•Publication Date:11/20/2013
•Source: Taiwan Today

Tainan City-based National Cheng Kung University Supercomputing Research Center unveiled Nov. 18 its record-breaking CK-Star flexible topology switchless supercomputer and high-density node GS-R22PHL supercomputer.

Using Acer Altos R380 F2 as the basic nodes, CK-Star was produced by linking eight computers without switches, breaking the performance efficiency record held by Intel Inc. The GS-R22PHL, when equipped with four Intel Xeon Phi coprocessors, can perform at 3.7 teraflops, or 3.7 trillion floating-point operations per second, the world’s highest computing power for a single-node server and comparable to 10 conventional servers, NCKU said.

According to NCKU, CK-Star was developed by SRC Director Hwang Chi-chuan and visiting scholar Deng Yuefan, a professor at New York-based Stony Brook University and researcher at mainland China’s National Supercomputer Center in Jinan, using servers provided by Taiwan-based Acer Inc. The GS-R22PHL was jointly created by NCKU and New Taipei City-based Gigabyte Technology Co. Ltd.

“Traditional cluster-based supercomputers require switches to control the nodes and inter-nodal communication,” Hwang said. “The drawback is when the number of nodes increases, the switches may become a performance bottleneck. CK-Star does not require switches, thus breaking through this bottleneck and allowing for limitless expansion of computing nodes.”

“Network communication with switches is also energy consuming, typically using up to 50 percent of total consumption. CK-Star is therefore high performance and energy efficient.”
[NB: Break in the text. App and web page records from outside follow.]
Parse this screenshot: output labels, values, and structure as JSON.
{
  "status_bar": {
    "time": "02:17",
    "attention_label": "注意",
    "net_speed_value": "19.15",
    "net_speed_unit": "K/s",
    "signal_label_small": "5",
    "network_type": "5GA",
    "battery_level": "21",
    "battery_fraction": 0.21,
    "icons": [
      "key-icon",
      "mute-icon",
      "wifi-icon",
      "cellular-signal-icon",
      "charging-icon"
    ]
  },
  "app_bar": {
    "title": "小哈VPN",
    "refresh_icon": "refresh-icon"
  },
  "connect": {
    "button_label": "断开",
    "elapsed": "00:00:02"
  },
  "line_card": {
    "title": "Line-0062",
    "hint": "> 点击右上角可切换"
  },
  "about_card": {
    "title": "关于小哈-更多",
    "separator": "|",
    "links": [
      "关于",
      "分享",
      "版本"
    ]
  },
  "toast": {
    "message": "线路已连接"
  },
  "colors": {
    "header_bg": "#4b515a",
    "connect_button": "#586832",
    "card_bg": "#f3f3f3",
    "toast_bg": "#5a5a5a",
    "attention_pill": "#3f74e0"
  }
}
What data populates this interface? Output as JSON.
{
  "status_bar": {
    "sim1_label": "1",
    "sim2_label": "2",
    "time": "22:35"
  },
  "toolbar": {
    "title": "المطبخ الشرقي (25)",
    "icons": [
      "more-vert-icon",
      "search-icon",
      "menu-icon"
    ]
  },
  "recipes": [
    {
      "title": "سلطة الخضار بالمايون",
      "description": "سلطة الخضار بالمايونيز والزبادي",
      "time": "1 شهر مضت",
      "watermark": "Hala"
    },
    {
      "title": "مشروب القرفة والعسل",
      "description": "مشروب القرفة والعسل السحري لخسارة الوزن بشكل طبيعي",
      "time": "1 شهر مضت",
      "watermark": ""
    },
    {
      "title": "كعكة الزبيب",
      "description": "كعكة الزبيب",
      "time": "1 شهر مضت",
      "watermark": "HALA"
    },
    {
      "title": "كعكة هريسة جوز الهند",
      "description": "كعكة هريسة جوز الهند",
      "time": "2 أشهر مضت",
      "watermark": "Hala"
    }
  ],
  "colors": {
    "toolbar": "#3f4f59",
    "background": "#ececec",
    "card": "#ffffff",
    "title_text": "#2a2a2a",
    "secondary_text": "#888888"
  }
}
According to Deng, CK-Star’s network topology can be adjusted to achieve desired performance. Its flexible framework open a new route for the development of high-performance computing systems, with promising research and commercial applications, he added.

The GS-R22PHL can be equipped with up to eight double-slot coprocessors/graphics unit cards. Whether for workstations or high-performance computing, the GS-R22PHL holds huge business potential, Hwang said.